I am not a statistics person. A friend of mine and I were chatting over a beer and were trying to figure the following problem out. Given our lack of knowledge on statistics, we ultimately agreed that we were both useless when it came to figuring it out. Here it is.

A given problem or hypothesis contains 100 interrelated variables.
You believe your measurement that determined the value of each variable is 99% accurate. (Assume all values are weighted equally, to keep this simple.)

What is the probability that, when you add these variables together, you will reach the correct conclusion?

if the variables are not weighted equally, but you are still 99% confident in each variables measurement, does this lessen or increase the probability that your outcome will be correct?

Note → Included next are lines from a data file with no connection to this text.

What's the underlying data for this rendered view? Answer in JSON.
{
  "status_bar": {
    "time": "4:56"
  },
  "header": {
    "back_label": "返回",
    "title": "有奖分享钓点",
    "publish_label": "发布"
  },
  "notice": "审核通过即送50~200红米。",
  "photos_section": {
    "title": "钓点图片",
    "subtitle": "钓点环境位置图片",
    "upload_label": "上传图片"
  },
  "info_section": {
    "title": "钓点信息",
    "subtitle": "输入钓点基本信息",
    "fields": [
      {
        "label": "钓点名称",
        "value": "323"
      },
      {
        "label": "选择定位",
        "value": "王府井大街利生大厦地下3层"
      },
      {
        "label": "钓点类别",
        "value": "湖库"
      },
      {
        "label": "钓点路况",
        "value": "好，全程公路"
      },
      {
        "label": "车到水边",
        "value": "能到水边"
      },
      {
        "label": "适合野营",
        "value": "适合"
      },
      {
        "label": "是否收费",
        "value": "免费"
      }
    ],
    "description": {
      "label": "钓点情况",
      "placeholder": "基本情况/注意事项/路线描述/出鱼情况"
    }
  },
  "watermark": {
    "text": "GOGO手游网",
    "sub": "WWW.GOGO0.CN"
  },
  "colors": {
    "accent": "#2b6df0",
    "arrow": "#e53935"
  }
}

We both believe that the probability the correct answer will be reached is less than 99% and think that 1% of uncertainty across 100 different variables is significant, but we don't know what the probability actually is or how you would calculate it.

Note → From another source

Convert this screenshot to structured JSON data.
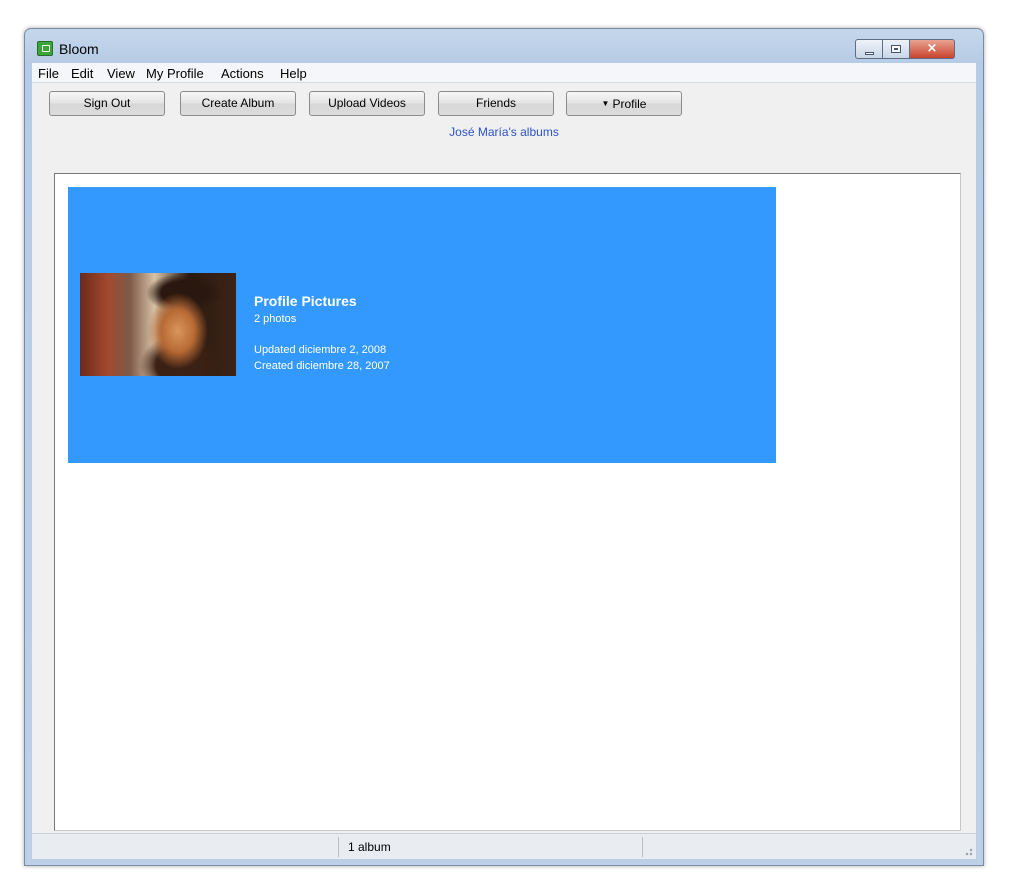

I apologize in advance if I am not using the correct statistical terms to pose this question. Can someone help us get to the correct answer?

Thanks!

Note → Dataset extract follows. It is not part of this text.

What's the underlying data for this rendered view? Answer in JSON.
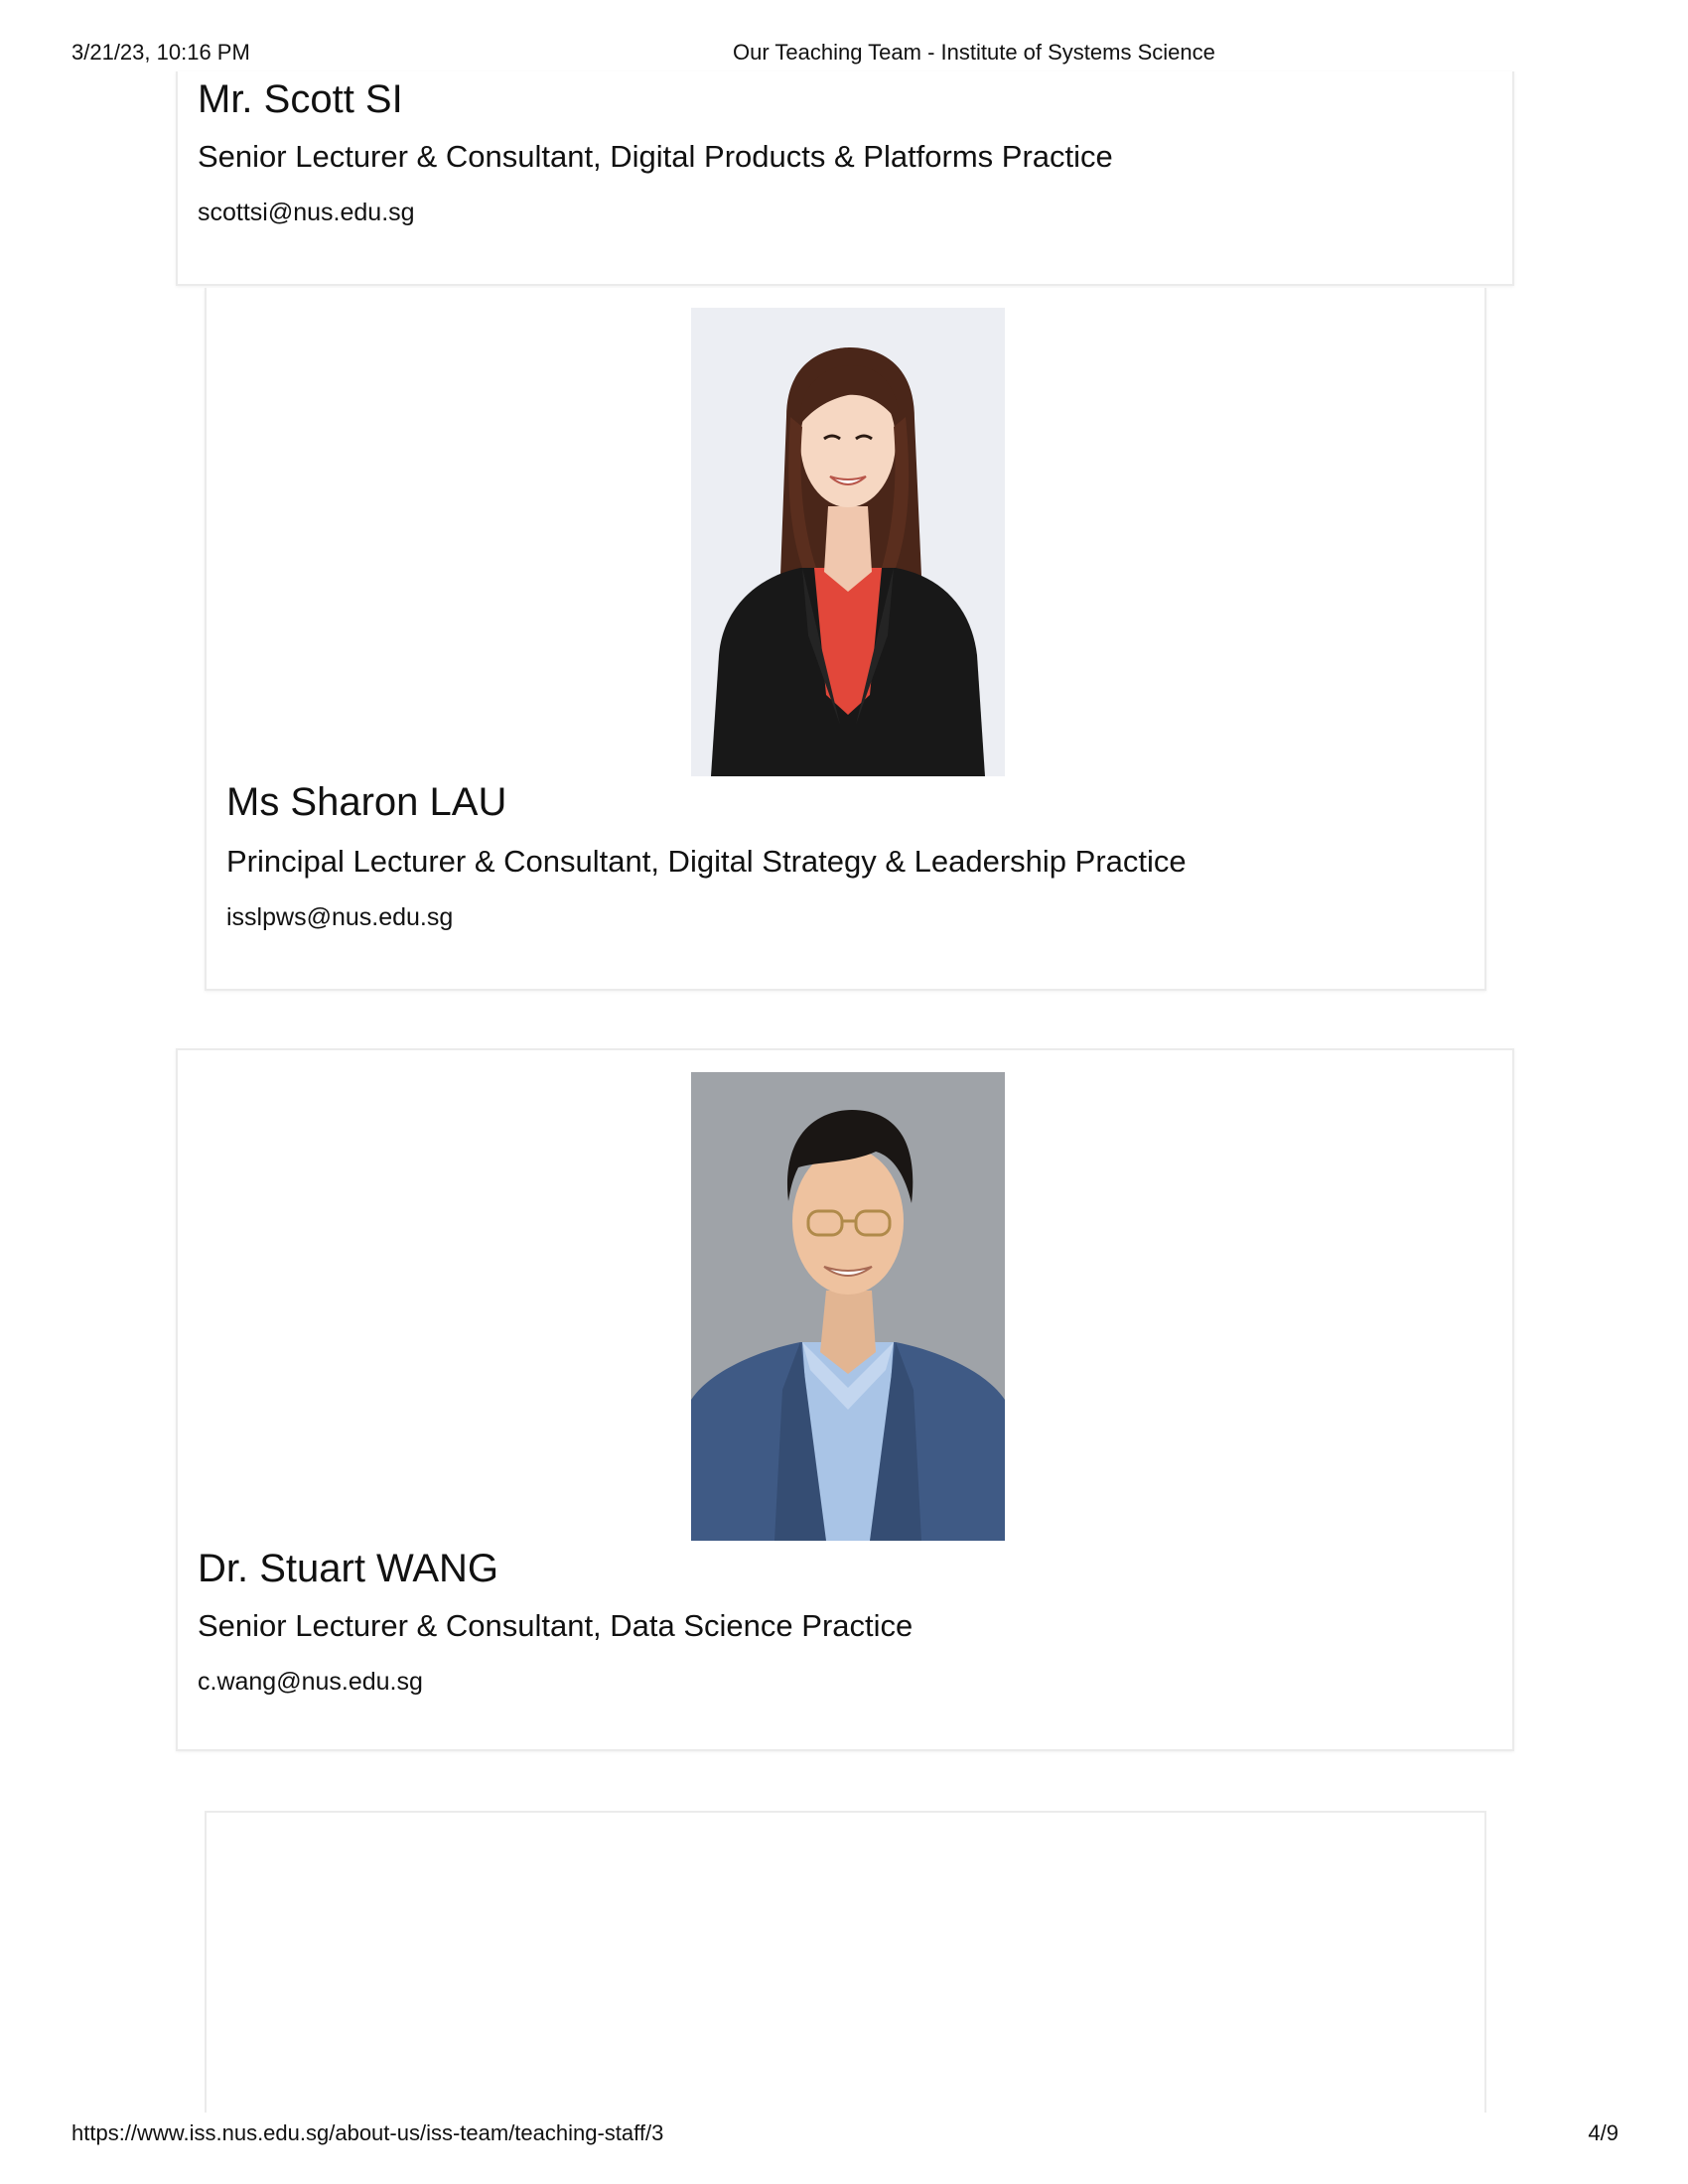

Dason
07-18-2010, 10:14 PM
Are we assuming that if you get two measurements wrong that they won't cancel each other out to give the correct measurement? If this is the case then all we're looking at is the probability we got all the measurements correct right?

Sailr
07-19-2010, 02:32 PM
Hi Dason,

Thanks for helping us out.

Your understanding is correct with regard to two measurements not canceling each other out. Basically, if you were 100% confident in your 100 measurements and understanding of the interrelationship between the variables, then, on a simplistic level, you could say that you have 100% probability of being correct. On the other hand being off by just 1% on each of 100 variables would seem to haver the potential to give you a wildly different outcome.

On a simplistic level, one example we came up with is boiling water. if you believe with 99% confidence that it boils at 178.2 degrees, but you are off by 1% and it actually boils at 180 degrees, then that 1% error in your prediction would make a noticeable difference in the outcome. Another layer to add to that would be the heat transfer efficiency of the pot it is in. The less efficient it is, off by 1% for example, the more it will impact the desired outcome of boiling water. Another potential layer would then be the purity of the water itself, and on and on. Our expectation is that when you have a complex system with 100 interrelated layers, that small 1% variance significantly lowers the likelihood that your predicted outcome will be correct.

Hope that helps